_Work order_.
Determine the number of lines in these entries that hold the word "Plus". Give the number and nothing more.

_Exercise inputs_.
▬▬▬

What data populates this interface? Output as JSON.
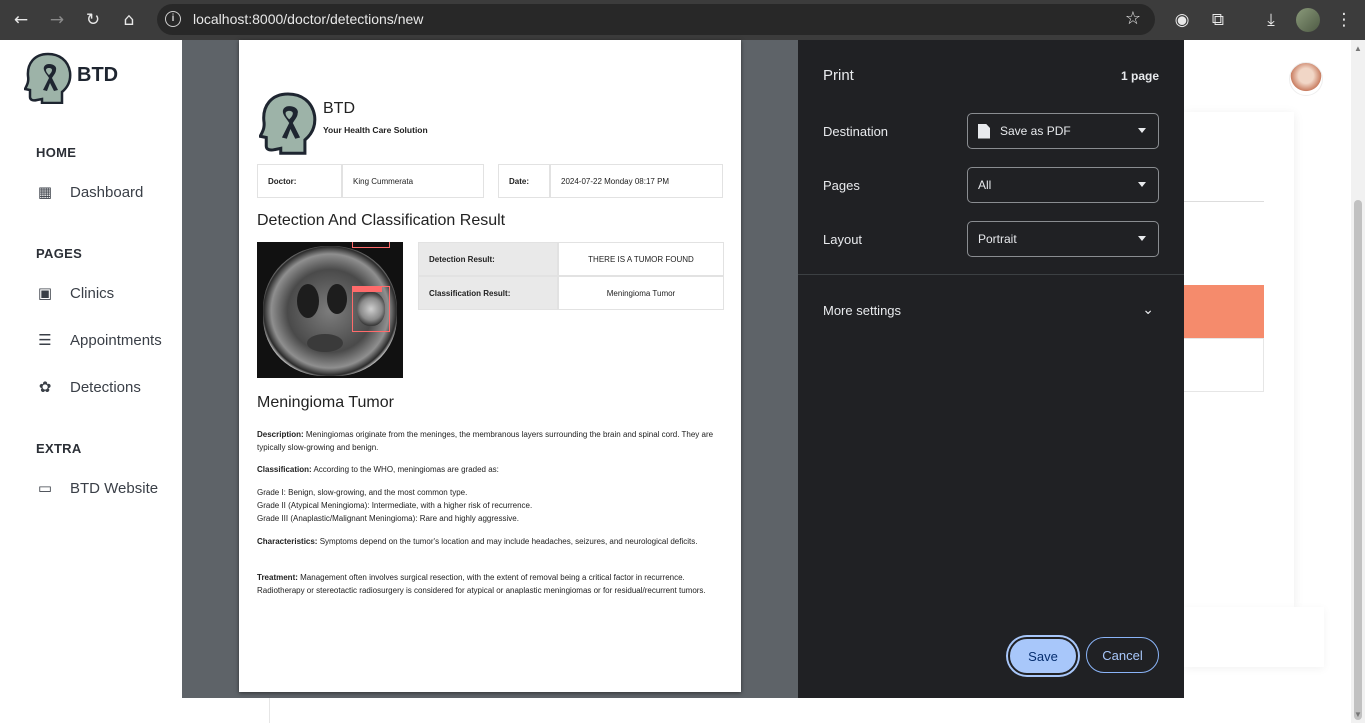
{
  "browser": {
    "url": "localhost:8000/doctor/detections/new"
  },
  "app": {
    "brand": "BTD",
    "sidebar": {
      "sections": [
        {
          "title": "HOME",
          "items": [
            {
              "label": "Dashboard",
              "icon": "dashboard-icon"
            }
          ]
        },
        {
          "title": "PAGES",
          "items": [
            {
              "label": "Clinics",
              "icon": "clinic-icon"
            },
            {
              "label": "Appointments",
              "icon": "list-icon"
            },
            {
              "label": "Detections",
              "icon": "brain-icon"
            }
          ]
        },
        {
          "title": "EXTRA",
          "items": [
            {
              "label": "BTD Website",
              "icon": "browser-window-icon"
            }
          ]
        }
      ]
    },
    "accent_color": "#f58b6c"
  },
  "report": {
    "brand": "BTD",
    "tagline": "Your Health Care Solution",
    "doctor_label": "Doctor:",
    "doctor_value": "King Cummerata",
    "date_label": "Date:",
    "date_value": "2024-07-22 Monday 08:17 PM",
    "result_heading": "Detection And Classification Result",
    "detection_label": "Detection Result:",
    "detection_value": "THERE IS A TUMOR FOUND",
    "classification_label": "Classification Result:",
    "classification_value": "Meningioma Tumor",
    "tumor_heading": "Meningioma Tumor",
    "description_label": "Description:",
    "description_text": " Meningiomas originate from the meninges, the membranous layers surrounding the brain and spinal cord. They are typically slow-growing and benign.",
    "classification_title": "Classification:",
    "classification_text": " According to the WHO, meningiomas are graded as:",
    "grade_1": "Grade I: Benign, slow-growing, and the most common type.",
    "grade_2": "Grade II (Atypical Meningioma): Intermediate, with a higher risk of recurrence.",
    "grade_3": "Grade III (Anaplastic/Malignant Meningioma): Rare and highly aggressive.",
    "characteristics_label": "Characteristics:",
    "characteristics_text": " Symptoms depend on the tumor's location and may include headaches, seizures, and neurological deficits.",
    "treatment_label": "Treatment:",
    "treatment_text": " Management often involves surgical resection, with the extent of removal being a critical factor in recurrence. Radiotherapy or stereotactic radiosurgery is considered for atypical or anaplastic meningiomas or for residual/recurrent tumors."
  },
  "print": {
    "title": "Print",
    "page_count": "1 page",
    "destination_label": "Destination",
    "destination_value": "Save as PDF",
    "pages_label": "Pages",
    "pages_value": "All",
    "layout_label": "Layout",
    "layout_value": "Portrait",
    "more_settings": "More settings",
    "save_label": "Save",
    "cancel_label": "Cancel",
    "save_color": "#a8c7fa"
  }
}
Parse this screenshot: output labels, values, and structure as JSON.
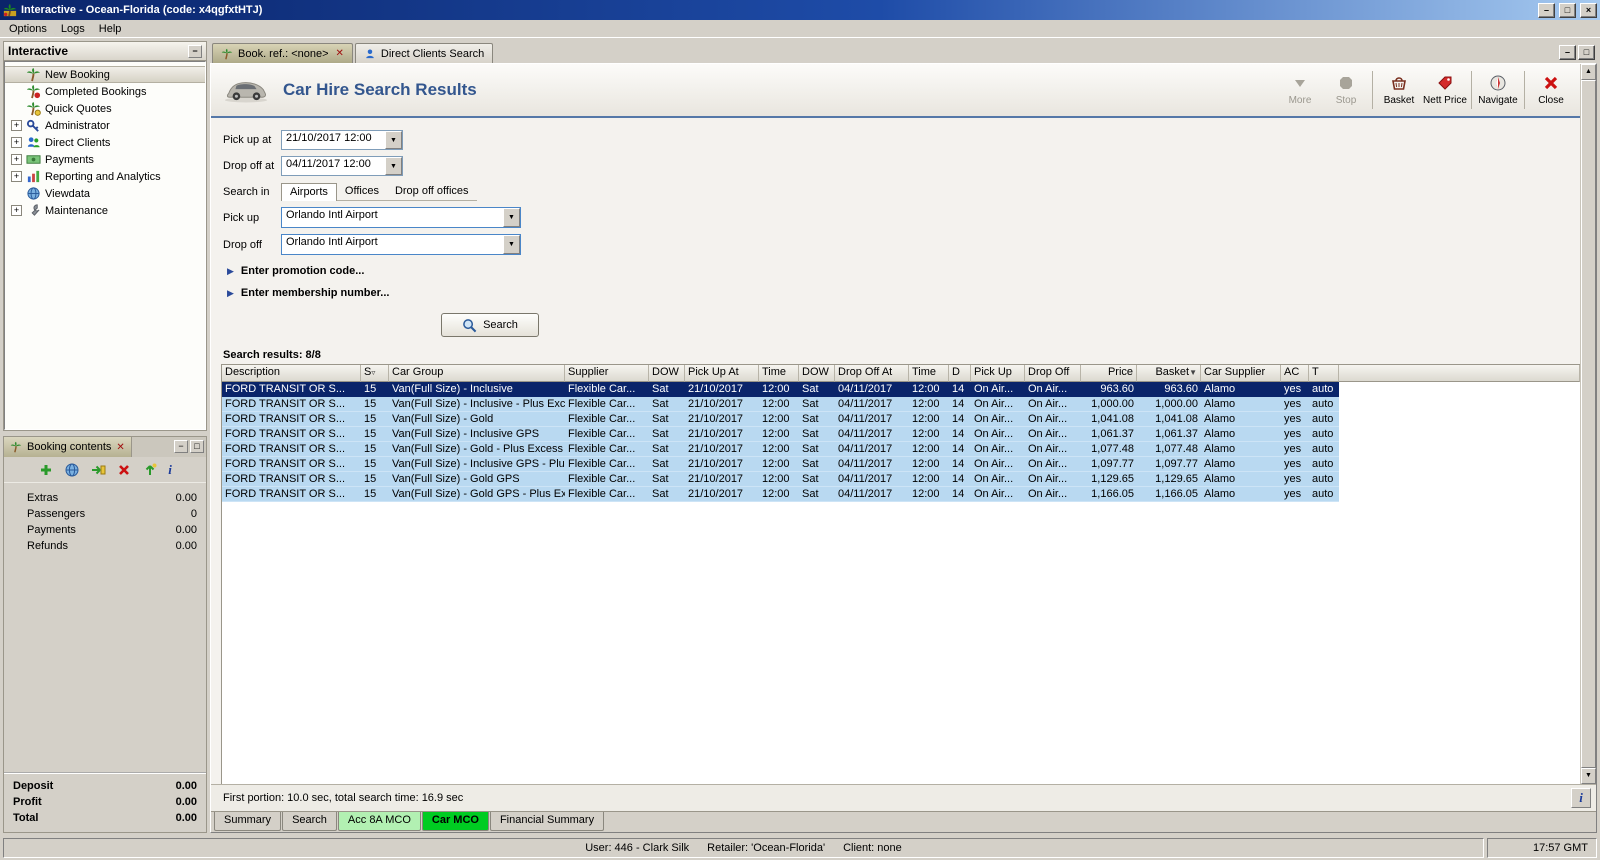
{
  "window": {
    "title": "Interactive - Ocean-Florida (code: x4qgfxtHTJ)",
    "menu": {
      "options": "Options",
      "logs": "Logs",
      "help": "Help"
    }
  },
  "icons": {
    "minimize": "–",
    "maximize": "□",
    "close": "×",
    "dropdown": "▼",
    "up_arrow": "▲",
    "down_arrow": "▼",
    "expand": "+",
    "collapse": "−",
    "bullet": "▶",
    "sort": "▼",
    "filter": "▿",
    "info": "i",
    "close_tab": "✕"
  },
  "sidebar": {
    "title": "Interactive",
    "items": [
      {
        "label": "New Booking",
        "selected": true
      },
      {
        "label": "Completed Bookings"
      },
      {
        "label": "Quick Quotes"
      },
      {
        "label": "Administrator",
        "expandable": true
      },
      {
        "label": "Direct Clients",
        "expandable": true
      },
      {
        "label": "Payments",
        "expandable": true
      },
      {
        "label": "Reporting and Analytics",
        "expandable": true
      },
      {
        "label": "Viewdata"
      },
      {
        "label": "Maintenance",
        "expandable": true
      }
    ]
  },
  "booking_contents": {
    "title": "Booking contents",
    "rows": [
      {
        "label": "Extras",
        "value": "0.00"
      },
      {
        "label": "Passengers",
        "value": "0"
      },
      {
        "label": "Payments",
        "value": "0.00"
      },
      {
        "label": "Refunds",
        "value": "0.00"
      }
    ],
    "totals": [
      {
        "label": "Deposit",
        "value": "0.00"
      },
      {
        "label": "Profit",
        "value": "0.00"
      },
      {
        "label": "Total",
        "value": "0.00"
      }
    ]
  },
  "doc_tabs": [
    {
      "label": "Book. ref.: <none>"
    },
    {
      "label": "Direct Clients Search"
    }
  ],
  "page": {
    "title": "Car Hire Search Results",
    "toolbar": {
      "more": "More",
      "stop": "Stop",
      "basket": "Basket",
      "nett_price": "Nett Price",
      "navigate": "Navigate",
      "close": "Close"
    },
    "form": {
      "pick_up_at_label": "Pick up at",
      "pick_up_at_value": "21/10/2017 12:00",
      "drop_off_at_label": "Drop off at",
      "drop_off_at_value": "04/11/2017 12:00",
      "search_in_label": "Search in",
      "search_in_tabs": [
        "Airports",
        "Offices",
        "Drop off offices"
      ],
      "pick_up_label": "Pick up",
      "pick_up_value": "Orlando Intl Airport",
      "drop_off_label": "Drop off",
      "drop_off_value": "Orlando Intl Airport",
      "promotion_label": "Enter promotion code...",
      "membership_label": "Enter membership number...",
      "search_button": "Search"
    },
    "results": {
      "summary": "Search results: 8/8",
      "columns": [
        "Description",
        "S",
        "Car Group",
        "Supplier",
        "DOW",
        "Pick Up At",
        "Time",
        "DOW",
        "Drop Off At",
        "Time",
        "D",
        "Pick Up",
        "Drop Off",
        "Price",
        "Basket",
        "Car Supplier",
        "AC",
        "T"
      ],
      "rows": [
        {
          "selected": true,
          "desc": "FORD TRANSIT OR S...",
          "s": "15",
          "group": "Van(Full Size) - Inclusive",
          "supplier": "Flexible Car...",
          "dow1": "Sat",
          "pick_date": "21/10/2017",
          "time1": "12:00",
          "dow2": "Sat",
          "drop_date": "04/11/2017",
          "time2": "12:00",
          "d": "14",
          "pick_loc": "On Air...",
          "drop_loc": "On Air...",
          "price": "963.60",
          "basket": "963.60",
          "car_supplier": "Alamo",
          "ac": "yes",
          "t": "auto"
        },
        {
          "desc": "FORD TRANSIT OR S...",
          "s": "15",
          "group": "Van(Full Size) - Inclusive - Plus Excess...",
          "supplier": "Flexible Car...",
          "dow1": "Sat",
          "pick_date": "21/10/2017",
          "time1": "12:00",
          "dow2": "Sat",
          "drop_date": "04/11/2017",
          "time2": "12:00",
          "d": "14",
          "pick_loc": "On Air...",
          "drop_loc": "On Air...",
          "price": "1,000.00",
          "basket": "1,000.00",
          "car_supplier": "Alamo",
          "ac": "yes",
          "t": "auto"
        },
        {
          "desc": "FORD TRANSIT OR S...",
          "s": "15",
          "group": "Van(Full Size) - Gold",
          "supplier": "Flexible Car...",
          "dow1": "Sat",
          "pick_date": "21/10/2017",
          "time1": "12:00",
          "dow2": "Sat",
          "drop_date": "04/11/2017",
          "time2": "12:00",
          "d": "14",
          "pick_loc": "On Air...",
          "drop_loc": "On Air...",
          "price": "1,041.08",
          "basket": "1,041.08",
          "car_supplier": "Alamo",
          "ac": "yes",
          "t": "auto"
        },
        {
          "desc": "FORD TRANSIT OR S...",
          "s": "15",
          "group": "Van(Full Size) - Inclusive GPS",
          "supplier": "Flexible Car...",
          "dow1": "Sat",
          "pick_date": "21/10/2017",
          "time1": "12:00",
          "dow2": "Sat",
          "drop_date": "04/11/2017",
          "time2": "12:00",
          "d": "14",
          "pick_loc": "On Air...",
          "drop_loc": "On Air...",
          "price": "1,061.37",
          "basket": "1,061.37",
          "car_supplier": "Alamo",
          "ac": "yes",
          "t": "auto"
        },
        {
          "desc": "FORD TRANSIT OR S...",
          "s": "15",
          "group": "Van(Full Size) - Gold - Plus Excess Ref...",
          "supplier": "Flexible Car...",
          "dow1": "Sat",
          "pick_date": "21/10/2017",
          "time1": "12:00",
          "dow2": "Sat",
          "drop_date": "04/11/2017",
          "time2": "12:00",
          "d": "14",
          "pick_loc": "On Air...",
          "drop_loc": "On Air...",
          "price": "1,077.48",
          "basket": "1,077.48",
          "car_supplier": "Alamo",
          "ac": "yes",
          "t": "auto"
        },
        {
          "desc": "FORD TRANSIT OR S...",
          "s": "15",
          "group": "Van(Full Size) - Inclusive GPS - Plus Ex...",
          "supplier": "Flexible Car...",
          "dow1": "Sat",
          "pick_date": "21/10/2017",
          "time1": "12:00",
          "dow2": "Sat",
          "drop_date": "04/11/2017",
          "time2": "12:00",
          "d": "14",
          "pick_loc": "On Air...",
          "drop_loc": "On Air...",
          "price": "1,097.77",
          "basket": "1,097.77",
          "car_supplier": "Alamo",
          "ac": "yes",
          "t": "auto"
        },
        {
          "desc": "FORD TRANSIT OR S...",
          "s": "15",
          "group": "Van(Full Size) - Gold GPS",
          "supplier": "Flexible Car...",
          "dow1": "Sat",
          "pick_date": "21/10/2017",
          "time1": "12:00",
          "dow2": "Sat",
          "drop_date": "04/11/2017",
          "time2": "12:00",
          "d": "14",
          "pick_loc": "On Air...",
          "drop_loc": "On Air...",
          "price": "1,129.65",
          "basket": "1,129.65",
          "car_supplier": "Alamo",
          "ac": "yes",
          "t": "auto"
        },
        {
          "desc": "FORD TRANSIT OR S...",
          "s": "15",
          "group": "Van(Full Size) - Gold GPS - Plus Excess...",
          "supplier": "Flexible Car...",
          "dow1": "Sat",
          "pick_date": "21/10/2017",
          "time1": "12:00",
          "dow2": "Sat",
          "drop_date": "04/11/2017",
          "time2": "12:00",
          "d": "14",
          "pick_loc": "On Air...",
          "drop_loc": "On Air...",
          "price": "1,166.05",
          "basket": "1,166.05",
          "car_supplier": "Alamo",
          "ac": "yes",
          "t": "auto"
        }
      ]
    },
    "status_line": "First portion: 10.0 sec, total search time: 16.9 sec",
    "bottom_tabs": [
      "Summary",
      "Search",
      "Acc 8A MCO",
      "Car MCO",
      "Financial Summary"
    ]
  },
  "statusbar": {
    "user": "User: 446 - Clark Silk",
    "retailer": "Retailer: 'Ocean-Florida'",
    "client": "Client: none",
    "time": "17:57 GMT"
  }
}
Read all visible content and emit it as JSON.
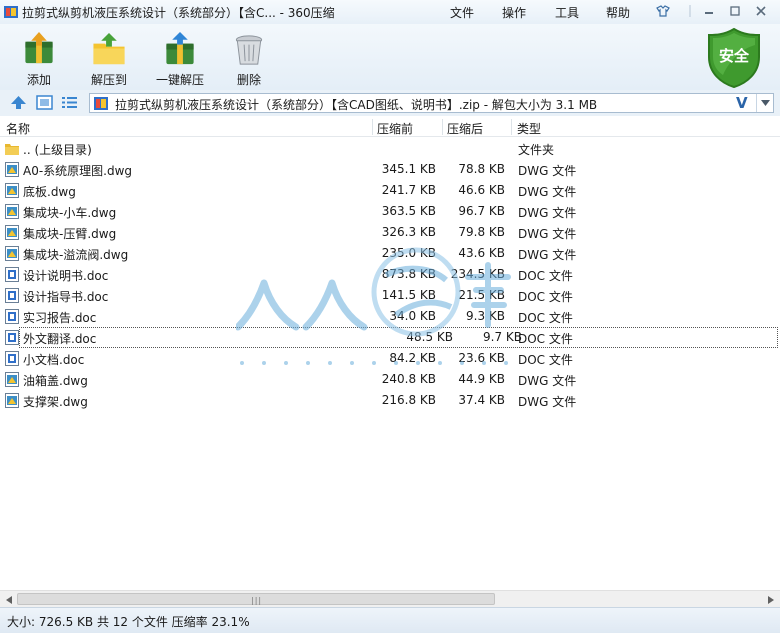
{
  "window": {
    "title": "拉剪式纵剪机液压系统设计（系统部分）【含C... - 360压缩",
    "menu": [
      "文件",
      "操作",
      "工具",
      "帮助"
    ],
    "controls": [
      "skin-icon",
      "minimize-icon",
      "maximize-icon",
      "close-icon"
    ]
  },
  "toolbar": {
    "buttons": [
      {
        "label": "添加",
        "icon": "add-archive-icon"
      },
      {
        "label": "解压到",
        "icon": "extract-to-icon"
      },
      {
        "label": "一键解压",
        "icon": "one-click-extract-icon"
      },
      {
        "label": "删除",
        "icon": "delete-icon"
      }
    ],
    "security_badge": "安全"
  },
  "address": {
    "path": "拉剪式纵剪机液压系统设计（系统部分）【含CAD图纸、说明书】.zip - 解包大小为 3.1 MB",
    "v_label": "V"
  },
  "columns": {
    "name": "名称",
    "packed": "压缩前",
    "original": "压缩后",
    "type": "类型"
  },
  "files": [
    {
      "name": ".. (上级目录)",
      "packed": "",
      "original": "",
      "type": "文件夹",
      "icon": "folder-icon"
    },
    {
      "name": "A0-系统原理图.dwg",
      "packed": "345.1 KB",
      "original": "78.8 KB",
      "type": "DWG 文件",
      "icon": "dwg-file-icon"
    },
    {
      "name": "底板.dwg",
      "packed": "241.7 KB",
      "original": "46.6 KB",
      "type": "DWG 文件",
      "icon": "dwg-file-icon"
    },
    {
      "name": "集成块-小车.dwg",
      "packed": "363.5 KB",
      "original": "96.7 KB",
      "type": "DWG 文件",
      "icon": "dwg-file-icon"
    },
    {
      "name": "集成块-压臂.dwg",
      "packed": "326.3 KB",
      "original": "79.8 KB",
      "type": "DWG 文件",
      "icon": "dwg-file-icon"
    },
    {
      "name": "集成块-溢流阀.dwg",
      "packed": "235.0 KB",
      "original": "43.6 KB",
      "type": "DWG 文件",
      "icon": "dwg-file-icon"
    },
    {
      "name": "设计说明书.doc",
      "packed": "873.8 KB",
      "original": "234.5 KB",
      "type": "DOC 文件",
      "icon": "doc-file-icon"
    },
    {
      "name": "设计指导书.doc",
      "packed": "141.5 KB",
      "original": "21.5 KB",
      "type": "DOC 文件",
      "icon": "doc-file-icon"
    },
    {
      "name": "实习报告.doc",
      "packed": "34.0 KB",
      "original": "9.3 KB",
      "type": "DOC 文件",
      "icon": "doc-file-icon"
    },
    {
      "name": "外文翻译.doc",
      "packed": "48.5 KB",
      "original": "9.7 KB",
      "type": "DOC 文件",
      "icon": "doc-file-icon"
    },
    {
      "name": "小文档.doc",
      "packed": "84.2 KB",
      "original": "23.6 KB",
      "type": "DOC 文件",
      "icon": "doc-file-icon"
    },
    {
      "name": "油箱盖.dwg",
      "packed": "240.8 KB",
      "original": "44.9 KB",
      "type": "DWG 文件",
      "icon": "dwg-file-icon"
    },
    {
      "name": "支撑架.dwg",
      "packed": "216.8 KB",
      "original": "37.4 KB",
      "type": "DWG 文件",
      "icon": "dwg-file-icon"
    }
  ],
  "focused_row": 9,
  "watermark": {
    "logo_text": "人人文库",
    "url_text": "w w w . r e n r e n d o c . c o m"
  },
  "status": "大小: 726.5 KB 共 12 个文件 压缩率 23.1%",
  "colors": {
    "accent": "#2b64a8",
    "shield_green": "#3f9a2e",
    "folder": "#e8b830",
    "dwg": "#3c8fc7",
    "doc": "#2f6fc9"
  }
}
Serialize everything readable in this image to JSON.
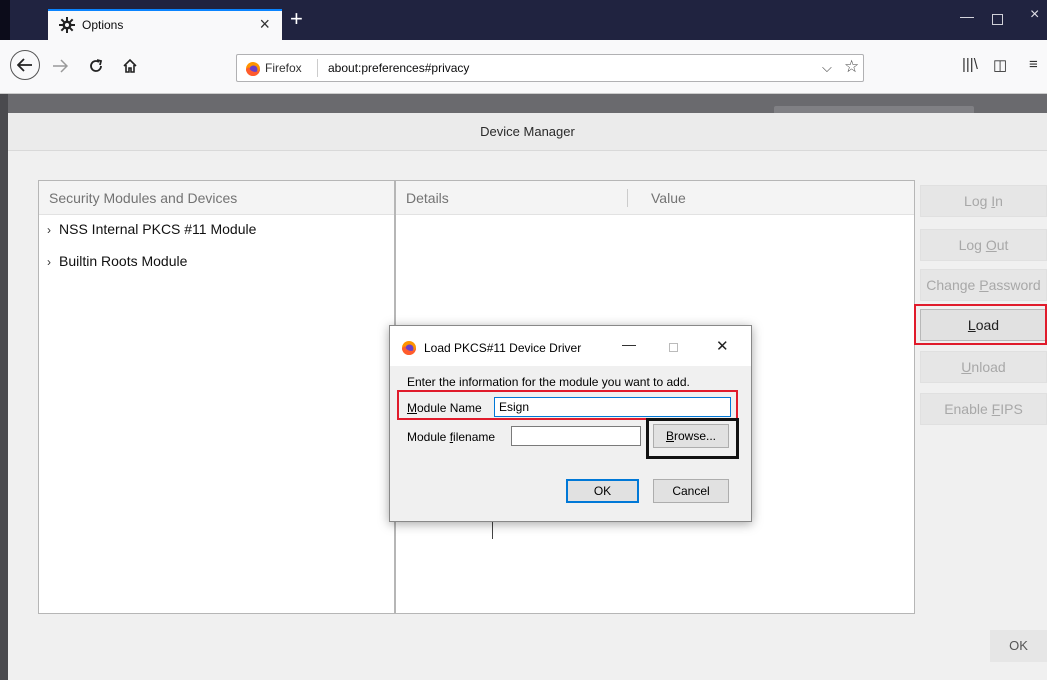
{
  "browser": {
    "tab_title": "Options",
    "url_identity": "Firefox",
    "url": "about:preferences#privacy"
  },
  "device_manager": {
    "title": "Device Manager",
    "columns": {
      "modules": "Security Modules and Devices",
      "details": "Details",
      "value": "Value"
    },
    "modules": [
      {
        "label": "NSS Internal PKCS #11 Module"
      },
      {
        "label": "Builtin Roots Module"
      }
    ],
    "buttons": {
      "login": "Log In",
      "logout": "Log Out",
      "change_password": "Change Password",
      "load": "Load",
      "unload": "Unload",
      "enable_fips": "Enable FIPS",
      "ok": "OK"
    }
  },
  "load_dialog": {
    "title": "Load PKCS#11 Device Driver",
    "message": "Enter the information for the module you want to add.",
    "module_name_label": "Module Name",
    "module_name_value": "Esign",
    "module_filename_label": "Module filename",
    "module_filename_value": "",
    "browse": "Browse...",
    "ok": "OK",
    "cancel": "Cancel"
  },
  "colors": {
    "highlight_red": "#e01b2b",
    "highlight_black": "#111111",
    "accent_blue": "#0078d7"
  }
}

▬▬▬

_Answer space_.
4